:: Task requirements ::
Copy the data precisely, keeping every character.

:: Exercise material ::

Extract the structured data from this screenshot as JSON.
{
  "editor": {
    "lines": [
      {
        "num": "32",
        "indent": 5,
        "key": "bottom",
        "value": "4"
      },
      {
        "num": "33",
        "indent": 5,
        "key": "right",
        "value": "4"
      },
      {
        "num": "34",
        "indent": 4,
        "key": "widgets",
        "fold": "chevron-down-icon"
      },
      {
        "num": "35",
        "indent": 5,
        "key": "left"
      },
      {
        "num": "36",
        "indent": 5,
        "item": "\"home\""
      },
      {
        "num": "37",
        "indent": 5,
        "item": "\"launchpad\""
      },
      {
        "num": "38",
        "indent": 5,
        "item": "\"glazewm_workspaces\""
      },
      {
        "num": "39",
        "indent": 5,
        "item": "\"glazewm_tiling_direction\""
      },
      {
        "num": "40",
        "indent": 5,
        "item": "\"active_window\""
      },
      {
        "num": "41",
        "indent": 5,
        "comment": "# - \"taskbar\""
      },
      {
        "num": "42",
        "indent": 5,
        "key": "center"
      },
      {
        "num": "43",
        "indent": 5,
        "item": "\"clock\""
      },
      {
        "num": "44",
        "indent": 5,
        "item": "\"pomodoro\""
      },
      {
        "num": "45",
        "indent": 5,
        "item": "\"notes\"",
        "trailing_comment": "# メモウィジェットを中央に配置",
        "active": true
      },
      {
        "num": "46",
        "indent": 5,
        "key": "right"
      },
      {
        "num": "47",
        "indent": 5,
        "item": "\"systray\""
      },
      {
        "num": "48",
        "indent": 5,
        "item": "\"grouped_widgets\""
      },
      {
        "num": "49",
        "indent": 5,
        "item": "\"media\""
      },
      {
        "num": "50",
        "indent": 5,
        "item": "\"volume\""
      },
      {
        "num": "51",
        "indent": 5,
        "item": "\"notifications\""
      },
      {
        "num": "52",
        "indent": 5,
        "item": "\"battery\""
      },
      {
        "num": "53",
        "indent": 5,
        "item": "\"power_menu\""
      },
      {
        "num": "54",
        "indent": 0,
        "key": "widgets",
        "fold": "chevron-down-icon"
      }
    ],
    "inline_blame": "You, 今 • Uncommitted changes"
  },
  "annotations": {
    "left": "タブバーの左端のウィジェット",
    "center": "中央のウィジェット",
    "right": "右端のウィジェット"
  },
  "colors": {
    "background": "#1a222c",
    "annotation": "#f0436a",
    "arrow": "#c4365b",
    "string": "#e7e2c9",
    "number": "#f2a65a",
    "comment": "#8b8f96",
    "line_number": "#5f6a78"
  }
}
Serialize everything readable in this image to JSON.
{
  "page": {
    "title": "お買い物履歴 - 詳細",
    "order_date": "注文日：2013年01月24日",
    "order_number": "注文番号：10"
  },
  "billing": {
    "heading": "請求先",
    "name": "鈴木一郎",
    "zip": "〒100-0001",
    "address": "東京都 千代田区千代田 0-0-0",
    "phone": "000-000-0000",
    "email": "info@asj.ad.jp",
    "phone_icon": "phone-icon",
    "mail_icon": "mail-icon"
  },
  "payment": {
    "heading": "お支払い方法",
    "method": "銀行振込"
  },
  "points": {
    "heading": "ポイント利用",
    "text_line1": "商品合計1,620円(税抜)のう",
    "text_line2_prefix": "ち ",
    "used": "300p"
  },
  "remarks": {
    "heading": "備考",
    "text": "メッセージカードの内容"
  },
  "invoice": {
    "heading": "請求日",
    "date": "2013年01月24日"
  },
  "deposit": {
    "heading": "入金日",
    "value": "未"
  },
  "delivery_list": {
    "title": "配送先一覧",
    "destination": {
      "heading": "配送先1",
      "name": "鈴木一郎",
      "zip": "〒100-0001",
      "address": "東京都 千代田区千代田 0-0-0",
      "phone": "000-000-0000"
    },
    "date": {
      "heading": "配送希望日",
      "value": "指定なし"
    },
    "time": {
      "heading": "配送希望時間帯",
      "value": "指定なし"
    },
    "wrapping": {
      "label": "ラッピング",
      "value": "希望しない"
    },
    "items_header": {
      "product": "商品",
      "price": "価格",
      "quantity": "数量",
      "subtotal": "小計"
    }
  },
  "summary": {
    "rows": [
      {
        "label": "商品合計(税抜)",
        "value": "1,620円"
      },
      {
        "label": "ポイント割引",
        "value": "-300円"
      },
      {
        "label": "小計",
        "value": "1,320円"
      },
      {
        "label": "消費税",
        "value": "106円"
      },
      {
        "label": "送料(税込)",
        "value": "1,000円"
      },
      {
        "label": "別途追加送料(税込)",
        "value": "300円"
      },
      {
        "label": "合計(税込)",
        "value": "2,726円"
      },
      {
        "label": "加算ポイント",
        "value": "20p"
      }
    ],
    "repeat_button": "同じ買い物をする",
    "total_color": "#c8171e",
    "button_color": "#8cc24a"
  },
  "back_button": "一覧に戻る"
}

:: Exercise solution ::
Extract the structured data from this screenshot as JSON.
{
  "editor": {
    "lines": [
      {
        "num": "32",
        "indent": 5,
        "key": "bottom",
        "value": "4"
      },
      {
        "num": "33",
        "indent": 5,
        "key": "right",
        "value": "4"
      },
      {
        "num": "34",
        "indent": 4,
        "key": "widgets",
        "fold": "chevron-down-icon"
      },
      {
        "num": "35",
        "indent": 5,
        "key": "left"
      },
      {
        "num": "36",
        "indent": 5,
        "item": "\"home\""
      },
      {
        "num": "37",
        "indent": 5,
        "item": "\"launchpad\""
      },
      {
        "num": "38",
        "indent": 5,
        "item": "\"glazewm_workspaces\""
      },
      {
        "num": "39",
        "indent": 5,
        "item": "\"glazewm_tiling_direction\""
      },
      {
        "num": "40",
        "indent": 5,
        "item": "\"active_window\""
      },
      {
        "num": "41",
        "indent": 5,
        "comment": "# - \"taskbar\""
      },
      {
        "num": "42",
        "indent": 5,
        "key": "center"
      },
      {
        "num": "43",
        "indent": 5,
        "item": "\"clock\""
      },
      {
        "num": "44",
        "indent": 5,
        "item": "\"pomodoro\""
      },
      {
        "num": "45",
        "indent": 5,
        "item": "\"notes\"",
        "trailing_comment": "# メモウィジェットを中央に配置",
        "active": true
      },
      {
        "num": "46",
        "indent": 5,
        "key": "right"
      },
      {
        "num": "47",
        "indent": 5,
        "item": "\"systray\""
      },
      {
        "num": "48",
        "indent": 5,
        "item": "\"grouped_widgets\""
      },
      {
        "num": "49",
        "indent": 5,
        "item": "\"media\""
      },
      {
        "num": "50",
        "indent": 5,
        "item": "\"volume\""
      },
      {
        "num": "51",
        "indent": 5,
        "item": "\"notifications\""
      },
      {
        "num": "52",
        "indent": 5,
        "item": "\"battery\""
      },
      {
        "num": "53",
        "indent": 5,
        "item": "\"power_menu\""
      },
      {
        "num": "54",
        "indent": 0,
        "key": "widgets",
        "fold": "chevron-down-icon"
      }
    ],
    "inline_blame": "You, 今 • Uncommitted changes"
  },
  "annotations": {
    "left": "タブバーの左端のウィジェット",
    "center": "中央のウィジェット",
    "right": "右端のウィジェット"
  },
  "colors": {
    "background": "#1a222c",
    "annotation": "#f0436a",
    "arrow": "#c4365b",
    "string": "#e7e2c9",
    "number": "#f2a65a",
    "comment": "#8b8f96",
    "line_number": "#5f6a78"
  }
}
Serialize everything readable in this image to JSON.
{
  "page": {
    "title": "お買い物履歴 - 詳細",
    "order_date": "注文日：2013年01月24日",
    "order_number": "注文番号：10"
  },
  "billing": {
    "heading": "請求先",
    "name": "鈴木一郎",
    "zip": "〒100-0001",
    "address": "東京都 千代田区千代田 0-0-0",
    "phone": "000-000-0000",
    "email": "info@asj.ad.jp",
    "phone_icon": "phone-icon",
    "mail_icon": "mail-icon"
  },
  "payment": {
    "heading": "お支払い方法",
    "method": "銀行振込"
  },
  "points": {
    "heading": "ポイント利用",
    "text_line1": "商品合計1,620円(税抜)のう",
    "text_line2_prefix": "ち ",
    "used": "300p"
  },
  "remarks": {
    "heading": "備考",
    "text": "メッセージカードの内容"
  },
  "invoice": {
    "heading": "請求日",
    "date": "2013年01月24日"
  },
  "deposit": {
    "heading": "入金日",
    "value": "未"
  },
  "delivery_list": {
    "title": "配送先一覧",
    "destination": {
      "heading": "配送先1",
      "name": "鈴木一郎",
      "zip": "〒100-0001",
      "address": "東京都 千代田区千代田 0-0-0",
      "phone": "000-000-0000"
    },
    "date": {
      "heading": "配送希望日",
      "value": "指定なし"
    },
    "time": {
      "heading": "配送希望時間帯",
      "value": "指定なし"
    },
    "wrapping": {
      "label": "ラッピング",
      "value": "希望しない"
    },
    "items_header": {
      "product": "商品",
      "price": "価格",
      "quantity": "数量",
      "subtotal": "小計"
    }
  },
  "summary": {
    "rows": [
      {
        "label": "商品合計(税抜)",
        "value": "1,620円"
      },
      {
        "label": "ポイント割引",
        "value": "-300円"
      },
      {
        "label": "小計",
        "value": "1,320円"
      },
      {
        "label": "消費税",
        "value": "106円"
      },
      {
        "label": "送料(税込)",
        "value": "1,000円"
      },
      {
        "label": "別途追加送料(税込)",
        "value": "300円"
      },
      {
        "label": "合計(税込)",
        "value": "2,726円"
      },
      {
        "label": "加算ポイント",
        "value": "20p"
      }
    ],
    "repeat_button": "同じ買い物をする",
    "total_color": "#c8171e",
    "button_color": "#8cc24a"
  },
  "back_button": "一覧に戻る"
}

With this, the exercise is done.